**How to complete this task:**
From the entries below, extract every line that includes the word "mauris".

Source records
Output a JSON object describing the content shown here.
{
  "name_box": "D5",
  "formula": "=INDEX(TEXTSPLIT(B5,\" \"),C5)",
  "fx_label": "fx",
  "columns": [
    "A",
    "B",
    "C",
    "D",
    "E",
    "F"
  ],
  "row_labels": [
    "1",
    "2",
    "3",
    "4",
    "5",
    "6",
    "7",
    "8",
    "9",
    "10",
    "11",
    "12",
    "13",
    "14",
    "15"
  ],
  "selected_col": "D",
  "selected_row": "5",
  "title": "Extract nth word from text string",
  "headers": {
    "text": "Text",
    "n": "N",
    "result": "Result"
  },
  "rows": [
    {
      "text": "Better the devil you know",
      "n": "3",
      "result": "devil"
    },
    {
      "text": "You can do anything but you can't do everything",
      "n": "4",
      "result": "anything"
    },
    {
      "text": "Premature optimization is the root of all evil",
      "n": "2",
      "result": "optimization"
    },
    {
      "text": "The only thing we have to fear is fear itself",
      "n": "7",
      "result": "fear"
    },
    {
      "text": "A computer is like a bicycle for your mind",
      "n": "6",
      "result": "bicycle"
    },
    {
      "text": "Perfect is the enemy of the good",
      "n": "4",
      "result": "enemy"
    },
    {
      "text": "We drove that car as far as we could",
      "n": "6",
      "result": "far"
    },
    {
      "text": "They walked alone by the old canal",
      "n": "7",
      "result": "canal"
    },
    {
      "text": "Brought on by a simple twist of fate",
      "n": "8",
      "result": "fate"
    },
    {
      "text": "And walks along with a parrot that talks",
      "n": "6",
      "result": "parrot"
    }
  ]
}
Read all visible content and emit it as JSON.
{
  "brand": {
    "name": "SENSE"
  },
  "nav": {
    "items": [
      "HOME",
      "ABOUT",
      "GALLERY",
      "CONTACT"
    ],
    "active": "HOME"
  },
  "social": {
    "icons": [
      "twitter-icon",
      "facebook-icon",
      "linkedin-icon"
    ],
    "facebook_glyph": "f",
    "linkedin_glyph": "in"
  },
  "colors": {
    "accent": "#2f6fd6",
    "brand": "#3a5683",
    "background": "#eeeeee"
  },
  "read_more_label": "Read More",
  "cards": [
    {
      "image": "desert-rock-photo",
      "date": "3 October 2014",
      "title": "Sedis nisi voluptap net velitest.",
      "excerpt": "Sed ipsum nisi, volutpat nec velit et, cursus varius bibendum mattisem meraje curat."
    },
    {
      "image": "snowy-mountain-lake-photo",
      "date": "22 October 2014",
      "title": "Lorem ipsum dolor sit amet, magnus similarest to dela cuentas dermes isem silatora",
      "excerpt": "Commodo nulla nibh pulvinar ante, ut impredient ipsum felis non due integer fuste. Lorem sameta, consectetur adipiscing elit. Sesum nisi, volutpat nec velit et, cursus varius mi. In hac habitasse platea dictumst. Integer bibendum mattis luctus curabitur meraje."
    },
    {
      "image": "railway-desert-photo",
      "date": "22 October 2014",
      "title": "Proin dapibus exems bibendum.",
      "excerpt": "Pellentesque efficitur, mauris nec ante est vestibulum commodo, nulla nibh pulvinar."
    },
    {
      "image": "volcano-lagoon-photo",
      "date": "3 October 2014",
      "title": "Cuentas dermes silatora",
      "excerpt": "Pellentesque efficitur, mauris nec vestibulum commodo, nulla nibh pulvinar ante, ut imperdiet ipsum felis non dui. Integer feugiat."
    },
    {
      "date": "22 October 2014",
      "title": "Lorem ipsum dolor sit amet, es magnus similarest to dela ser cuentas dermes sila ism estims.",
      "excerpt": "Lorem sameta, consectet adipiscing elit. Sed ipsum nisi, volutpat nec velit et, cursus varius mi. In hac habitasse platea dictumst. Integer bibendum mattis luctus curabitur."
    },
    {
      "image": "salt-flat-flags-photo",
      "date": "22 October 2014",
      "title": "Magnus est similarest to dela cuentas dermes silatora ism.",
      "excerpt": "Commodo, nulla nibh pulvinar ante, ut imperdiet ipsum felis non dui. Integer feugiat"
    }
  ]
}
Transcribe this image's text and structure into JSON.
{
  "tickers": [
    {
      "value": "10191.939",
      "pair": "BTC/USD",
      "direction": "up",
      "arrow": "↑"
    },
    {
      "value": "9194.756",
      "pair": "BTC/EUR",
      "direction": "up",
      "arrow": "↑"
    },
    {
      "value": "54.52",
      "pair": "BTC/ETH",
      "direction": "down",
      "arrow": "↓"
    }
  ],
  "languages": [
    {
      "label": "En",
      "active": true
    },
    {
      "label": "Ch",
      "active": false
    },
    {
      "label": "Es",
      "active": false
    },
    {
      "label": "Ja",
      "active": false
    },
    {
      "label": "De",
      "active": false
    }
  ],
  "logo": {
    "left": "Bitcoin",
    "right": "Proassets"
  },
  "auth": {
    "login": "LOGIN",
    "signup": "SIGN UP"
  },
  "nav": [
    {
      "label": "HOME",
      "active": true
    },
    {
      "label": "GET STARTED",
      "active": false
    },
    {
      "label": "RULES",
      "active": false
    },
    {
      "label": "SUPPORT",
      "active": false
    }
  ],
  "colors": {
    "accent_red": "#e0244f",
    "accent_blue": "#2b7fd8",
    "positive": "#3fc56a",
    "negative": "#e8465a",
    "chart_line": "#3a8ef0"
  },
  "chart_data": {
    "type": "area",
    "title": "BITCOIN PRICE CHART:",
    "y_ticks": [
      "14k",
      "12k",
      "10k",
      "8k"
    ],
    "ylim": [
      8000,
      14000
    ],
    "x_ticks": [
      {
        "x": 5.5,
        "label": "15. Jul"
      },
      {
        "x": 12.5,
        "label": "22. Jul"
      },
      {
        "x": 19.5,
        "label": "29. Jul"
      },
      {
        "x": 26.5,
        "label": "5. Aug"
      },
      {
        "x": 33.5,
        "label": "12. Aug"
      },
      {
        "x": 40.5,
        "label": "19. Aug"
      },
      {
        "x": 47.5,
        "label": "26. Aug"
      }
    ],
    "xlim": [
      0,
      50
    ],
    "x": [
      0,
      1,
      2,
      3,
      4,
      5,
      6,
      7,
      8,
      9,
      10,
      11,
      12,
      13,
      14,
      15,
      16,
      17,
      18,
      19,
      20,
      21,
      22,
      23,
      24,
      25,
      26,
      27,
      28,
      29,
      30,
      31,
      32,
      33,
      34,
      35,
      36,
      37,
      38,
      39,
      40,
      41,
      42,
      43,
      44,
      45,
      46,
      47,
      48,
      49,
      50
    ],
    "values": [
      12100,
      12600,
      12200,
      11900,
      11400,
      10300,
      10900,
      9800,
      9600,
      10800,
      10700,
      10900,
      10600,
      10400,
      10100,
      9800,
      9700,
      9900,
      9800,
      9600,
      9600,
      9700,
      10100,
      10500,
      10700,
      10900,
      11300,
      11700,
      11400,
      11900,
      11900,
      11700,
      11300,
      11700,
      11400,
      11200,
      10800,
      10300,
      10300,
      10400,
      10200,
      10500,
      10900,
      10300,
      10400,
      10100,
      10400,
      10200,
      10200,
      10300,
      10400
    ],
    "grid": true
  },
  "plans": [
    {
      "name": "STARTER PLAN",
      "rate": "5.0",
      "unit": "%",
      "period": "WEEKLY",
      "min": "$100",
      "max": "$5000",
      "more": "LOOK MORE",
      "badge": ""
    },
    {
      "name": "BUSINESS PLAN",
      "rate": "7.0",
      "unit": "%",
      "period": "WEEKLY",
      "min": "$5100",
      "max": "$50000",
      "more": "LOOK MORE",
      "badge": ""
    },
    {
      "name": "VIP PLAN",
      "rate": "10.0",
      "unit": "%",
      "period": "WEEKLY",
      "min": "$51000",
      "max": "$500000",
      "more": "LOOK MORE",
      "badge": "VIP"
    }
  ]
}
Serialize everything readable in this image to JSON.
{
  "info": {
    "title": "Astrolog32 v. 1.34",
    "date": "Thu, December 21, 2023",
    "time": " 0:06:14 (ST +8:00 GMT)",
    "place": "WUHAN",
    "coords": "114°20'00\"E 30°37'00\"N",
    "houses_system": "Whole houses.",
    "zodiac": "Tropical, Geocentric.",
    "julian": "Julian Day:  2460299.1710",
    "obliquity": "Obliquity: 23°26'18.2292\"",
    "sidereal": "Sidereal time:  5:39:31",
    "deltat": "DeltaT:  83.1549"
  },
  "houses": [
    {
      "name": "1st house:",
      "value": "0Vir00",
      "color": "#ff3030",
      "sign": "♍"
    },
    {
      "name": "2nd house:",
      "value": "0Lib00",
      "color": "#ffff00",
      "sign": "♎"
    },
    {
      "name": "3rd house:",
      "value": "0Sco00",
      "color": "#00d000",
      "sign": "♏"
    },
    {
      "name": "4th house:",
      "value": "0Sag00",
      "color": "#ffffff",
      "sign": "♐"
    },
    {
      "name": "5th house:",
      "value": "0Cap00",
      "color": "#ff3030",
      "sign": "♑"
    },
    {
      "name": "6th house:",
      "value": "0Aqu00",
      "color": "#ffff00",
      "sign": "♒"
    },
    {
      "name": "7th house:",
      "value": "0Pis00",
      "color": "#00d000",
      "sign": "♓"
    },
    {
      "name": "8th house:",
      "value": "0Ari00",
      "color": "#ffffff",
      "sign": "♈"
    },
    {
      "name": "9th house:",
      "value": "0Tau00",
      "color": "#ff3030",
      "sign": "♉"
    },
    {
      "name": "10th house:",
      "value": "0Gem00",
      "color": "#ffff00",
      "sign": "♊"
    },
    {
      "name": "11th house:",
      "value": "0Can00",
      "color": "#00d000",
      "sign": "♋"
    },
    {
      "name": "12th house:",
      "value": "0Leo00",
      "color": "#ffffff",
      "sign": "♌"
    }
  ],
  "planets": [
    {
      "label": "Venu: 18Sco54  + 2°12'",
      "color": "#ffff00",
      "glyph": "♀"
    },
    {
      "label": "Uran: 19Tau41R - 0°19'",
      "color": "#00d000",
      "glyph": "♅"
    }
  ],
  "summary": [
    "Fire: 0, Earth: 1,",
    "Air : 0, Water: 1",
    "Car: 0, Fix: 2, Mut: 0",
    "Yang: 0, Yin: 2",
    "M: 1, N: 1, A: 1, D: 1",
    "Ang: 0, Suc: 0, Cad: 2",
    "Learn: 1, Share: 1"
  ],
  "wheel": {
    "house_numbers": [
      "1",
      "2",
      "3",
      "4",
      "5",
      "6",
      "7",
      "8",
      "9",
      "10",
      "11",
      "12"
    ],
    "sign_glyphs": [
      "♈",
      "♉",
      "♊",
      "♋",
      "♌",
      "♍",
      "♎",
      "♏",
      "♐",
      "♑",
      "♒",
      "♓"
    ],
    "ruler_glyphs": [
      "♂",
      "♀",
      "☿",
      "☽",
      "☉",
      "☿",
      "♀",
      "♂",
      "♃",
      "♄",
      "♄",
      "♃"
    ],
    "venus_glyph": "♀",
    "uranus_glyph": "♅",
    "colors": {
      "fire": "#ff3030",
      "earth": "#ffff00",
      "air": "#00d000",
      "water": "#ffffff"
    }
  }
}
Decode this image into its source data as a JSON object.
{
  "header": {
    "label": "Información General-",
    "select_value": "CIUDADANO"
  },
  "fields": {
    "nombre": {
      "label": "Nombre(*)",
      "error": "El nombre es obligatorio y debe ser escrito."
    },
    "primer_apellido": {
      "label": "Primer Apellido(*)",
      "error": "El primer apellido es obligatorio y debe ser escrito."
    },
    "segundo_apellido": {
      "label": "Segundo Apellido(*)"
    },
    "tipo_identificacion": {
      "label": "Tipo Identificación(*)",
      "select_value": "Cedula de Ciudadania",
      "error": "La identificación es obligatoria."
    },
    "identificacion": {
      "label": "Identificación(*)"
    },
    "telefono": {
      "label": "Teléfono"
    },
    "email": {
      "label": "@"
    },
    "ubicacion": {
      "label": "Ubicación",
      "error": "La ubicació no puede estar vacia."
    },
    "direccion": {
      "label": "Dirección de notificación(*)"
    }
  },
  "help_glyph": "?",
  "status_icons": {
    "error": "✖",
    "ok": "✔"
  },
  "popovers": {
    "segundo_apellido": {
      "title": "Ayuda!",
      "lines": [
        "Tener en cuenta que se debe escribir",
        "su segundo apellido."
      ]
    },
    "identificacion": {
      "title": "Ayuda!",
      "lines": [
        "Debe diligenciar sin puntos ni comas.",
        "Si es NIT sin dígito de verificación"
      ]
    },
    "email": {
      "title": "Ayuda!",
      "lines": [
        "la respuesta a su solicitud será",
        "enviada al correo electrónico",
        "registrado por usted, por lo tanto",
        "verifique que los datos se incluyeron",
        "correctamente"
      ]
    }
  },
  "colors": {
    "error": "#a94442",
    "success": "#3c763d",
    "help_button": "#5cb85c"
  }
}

**Reply:**
      "excerpt": "Pellentesque efficitur, mauris nec ante est vestibulum commodo, nulla nibh pulvinar."
      "excerpt": "Pellentesque efficitur, mauris nec vestibulum commodo, nulla nibh pulvinar ante, ut imperdiet ipsum felis non dui. Integer feugiat."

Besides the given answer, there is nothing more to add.